- Dataset:
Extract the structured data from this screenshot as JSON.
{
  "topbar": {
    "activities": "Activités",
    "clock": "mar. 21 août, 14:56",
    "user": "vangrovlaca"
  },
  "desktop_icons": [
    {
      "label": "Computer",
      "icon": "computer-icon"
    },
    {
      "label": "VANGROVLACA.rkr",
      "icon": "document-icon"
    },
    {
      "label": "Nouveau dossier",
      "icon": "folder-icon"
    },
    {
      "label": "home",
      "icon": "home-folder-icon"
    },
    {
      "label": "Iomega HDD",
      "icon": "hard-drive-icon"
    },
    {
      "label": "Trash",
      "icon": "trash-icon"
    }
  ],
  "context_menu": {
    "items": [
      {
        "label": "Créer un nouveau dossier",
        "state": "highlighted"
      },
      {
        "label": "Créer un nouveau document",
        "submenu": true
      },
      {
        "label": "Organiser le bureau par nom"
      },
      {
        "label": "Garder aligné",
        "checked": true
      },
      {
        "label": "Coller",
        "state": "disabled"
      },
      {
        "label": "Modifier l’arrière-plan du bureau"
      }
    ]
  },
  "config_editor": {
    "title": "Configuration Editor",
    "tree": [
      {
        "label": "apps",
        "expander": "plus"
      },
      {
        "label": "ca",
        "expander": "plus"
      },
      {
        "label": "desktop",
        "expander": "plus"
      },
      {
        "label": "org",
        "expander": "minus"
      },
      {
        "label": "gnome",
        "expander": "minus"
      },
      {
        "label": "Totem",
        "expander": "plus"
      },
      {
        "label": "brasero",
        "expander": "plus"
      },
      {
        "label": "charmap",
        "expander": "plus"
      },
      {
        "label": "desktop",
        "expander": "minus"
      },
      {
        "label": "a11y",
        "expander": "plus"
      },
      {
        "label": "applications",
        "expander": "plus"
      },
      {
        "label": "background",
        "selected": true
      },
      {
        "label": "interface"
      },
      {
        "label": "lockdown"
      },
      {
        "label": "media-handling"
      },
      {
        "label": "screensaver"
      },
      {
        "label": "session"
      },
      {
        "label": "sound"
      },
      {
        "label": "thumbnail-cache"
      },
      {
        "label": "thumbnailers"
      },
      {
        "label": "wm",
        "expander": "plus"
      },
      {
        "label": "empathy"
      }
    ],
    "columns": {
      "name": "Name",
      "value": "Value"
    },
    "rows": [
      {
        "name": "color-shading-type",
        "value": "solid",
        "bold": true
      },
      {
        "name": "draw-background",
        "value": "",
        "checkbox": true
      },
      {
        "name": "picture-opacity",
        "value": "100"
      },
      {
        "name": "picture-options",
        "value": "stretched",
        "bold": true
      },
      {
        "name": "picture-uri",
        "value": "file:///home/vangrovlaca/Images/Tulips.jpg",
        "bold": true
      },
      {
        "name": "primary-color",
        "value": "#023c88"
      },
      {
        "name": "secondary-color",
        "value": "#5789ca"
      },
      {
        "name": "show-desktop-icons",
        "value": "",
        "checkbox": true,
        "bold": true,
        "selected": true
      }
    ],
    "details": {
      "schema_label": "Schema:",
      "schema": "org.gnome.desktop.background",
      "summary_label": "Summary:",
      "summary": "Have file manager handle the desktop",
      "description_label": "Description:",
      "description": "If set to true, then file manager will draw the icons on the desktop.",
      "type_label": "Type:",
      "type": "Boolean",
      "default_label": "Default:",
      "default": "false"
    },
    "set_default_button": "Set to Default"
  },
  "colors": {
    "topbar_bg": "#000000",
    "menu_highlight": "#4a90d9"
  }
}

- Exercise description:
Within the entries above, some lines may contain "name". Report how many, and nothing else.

- Task response:
9